Start of Block
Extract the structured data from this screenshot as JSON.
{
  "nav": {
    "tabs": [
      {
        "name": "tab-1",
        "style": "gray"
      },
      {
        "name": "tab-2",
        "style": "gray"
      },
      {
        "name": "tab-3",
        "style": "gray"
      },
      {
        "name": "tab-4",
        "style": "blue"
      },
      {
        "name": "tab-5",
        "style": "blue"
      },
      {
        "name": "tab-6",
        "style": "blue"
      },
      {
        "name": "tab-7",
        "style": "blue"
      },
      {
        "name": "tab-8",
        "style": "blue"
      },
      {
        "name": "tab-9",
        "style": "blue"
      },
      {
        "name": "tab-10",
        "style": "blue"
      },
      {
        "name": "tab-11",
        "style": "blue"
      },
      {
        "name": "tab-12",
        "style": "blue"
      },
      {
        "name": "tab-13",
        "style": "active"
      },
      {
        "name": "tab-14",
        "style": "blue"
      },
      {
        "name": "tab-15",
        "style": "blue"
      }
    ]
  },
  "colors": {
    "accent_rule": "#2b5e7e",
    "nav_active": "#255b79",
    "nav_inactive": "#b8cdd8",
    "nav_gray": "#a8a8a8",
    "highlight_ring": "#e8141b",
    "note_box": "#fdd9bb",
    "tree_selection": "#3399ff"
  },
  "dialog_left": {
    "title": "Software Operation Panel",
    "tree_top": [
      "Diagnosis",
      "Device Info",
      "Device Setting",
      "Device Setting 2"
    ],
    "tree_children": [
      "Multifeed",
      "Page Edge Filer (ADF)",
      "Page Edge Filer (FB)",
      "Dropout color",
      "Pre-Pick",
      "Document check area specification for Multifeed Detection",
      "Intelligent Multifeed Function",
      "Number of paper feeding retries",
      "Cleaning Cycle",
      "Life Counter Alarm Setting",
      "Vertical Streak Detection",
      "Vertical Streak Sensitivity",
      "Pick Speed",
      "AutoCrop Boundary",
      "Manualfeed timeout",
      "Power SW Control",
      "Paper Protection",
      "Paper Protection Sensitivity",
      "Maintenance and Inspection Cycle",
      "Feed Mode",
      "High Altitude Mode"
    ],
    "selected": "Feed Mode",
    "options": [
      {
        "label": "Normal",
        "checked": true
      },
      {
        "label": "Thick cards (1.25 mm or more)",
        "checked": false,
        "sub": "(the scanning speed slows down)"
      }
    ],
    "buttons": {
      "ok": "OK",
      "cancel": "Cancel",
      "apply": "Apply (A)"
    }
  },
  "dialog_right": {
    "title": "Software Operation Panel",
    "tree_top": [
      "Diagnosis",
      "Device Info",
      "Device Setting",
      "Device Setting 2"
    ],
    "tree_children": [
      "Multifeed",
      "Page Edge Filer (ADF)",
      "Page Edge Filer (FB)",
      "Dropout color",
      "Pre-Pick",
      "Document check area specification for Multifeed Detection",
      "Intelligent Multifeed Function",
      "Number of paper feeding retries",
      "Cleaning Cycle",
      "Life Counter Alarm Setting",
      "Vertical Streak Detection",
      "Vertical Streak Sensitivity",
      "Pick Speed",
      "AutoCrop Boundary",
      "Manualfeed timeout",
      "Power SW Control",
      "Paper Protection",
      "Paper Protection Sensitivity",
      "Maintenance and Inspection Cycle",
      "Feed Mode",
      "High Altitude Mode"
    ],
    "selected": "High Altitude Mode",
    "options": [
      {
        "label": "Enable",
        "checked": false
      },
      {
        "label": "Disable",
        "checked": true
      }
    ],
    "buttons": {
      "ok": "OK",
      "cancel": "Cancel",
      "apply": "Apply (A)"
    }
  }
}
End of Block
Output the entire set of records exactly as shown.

- [Problem solution]
Extract the structured data from this screenshot as JSON.
{
  "nav": {
    "tabs": [
      {
        "name": "tab-1",
        "style": "gray"
      },
      {
        "name": "tab-2",
        "style": "gray"
      },
      {
        "name": "tab-3",
        "style": "gray"
      },
      {
        "name": "tab-4",
        "style": "blue"
      },
      {
        "name": "tab-5",
        "style": "blue"
      },
      {
        "name": "tab-6",
        "style": "blue"
      },
      {
        "name": "tab-7",
        "style": "blue"
      },
      {
        "name": "tab-8",
        "style": "blue"
      },
      {
        "name": "tab-9",
        "style": "blue"
      },
      {
        "name": "tab-10",
        "style": "blue"
      },
      {
        "name": "tab-11",
        "style": "blue"
      },
      {
        "name": "tab-12",
        "style": "blue"
      },
      {
        "name": "tab-13",
        "style": "active"
      },
      {
        "name": "tab-14",
        "style": "blue"
      },
      {
        "name": "tab-15",
        "style": "blue"
      }
    ]
  },
  "colors": {
    "accent_rule": "#2b5e7e",
    "nav_active": "#255b79",
    "nav_inactive": "#b8cdd8",
    "nav_gray": "#a8a8a8",
    "highlight_ring": "#e8141b",
    "note_box": "#fdd9bb",
    "tree_selection": "#3399ff"
  },
  "dialog_left": {
    "title": "Software Operation Panel",
    "tree_top": [
      "Diagnosis",
      "Device Info",
      "Device Setting",
      "Device Setting 2"
    ],
    "tree_children": [
      "Multifeed",
      "Page Edge Filer (ADF)",
      "Page Edge Filer (FB)",
      "Dropout color",
      "Pre-Pick",
      "Document check area specification for Multifeed Detection",
      "Intelligent Multifeed Function",
      "Number of paper feeding retries",
      "Cleaning Cycle",
      "Life Counter Alarm Setting",
      "Vertical Streak Detection",
      "Vertical Streak Sensitivity",
      "Pick Speed",
      "AutoCrop Boundary",
      "Manualfeed timeout",
      "Power SW Control",
      "Paper Protection",
      "Paper Protection Sensitivity",
      "Maintenance and Inspection Cycle",
      "Feed Mode",
      "High Altitude Mode"
    ],
    "selected": "Feed Mode",
    "options": [
      {
        "label": "Normal",
        "checked": true
      },
      {
        "label": "Thick cards (1.25 mm or more)",
        "checked": false,
        "sub": "(the scanning speed slows down)"
      }
    ],
    "buttons": {
      "ok": "OK",
      "cancel": "Cancel",
      "apply": "Apply (A)"
    }
  },
  "dialog_right": {
    "title": "Software Operation Panel",
    "tree_top": [
      "Diagnosis",
      "Device Info",
      "Device Setting",
      "Device Setting 2"
    ],
    "tree_children": [
      "Multifeed",
      "Page Edge Filer (ADF)",
      "Page Edge Filer (FB)",
      "Dropout color",
      "Pre-Pick",
      "Document check area specification for Multifeed Detection",
      "Intelligent Multifeed Function",
      "Number of paper feeding retries",
      "Cleaning Cycle",
      "Life Counter Alarm Setting",
      "Vertical Streak Detection",
      "Vertical Streak Sensitivity",
      "Pick Speed",
      "AutoCrop Boundary",
      "Manualfeed timeout",
      "Power SW Control",
      "Paper Protection",
      "Paper Protection Sensitivity",
      "Maintenance and Inspection Cycle",
      "Feed Mode",
      "High Altitude Mode"
    ],
    "selected": "High Altitude Mode",
    "options": [
      {
        "label": "Enable",
        "checked": false
      },
      {
        "label": "Disable",
        "checked": true
      }
    ],
    "buttons": {
      "ok": "OK",
      "cancel": "Cancel",
      "apply": "Apply (A)"
    }
  }
}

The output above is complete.